Final warnings are going to be sent to about 5,000 suspected offshore tax dodgers by the HM Revenue and Customs.
5,000 recalcitrant tax payers are getting a last chance to pay
The letters are part of the Revenue's continuing campaign to get people to pay tax on income they have hidden in offshore accounts.
The campaign, called the Offshore Disclosure Facility (ODF), was first launched last year and led to 45,000 people paying an extra £400m.
But the Revenue suspects there is still much more tax to be recovered.
There are estimated to be tens of thousands of people who failed to confess when first contacted by HMRC last year and who thus failed to pay the tax, plus interest and also the 10% penalty, by the deadline of 26 November 2007.
The new letter is intended to prompt them to come forward before a full-scale enquiry is launched by their local tax office.
However they will now have to pay higher penalties than during the first phase of the campaign, of at least 30% of the value of the unpaid tax.
Serious cases of evasion may still lead to prosecution.
The letters, along with forms, help sheets, and work sheets, will go out from Monday 17th March and the recipients will have 30 days to reply.
"If you do not return it, we will take further action that may involve formal proceedings to recover the duties, interest and penalties," the letter warns.
Chas Roy-Chowdhury, head of taxation at the Association of Chartered Certified Accountants (ACCA), said anyone receiving the letter should co-operate.
"They are depending very largely on the willingness of offshore account holders to inform the taxman of their financial details.

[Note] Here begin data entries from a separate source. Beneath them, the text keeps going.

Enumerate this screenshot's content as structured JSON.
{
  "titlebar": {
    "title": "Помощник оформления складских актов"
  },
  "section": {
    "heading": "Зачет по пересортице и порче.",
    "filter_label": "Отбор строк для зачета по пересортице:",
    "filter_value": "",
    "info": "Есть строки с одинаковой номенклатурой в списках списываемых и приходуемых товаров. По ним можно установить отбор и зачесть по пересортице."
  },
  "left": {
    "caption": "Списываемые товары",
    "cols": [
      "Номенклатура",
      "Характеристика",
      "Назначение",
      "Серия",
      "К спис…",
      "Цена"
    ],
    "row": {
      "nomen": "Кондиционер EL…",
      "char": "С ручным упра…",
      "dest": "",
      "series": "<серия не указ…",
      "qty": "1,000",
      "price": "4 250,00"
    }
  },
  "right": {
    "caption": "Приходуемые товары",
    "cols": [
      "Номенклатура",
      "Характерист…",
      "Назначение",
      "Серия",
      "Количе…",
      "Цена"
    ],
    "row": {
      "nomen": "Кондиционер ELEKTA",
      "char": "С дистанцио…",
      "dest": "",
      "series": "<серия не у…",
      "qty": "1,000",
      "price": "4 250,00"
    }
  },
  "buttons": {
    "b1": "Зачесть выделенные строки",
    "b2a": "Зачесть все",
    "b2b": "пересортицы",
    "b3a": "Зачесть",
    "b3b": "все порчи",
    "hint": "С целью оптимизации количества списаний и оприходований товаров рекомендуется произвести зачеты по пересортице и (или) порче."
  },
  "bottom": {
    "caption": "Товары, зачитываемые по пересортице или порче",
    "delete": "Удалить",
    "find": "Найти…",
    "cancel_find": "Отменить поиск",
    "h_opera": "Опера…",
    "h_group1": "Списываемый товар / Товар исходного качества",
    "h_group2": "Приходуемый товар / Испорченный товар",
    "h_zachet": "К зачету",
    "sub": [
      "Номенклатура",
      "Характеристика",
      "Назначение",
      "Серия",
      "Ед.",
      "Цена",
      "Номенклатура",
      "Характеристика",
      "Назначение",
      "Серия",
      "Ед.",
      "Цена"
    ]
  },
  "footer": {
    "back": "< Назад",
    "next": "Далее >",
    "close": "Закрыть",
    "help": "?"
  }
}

"But if this is not done proactively, the taxman will find other ways and means, such as targeting banks and finance providers.
"They are intent on getting the information they want," he added.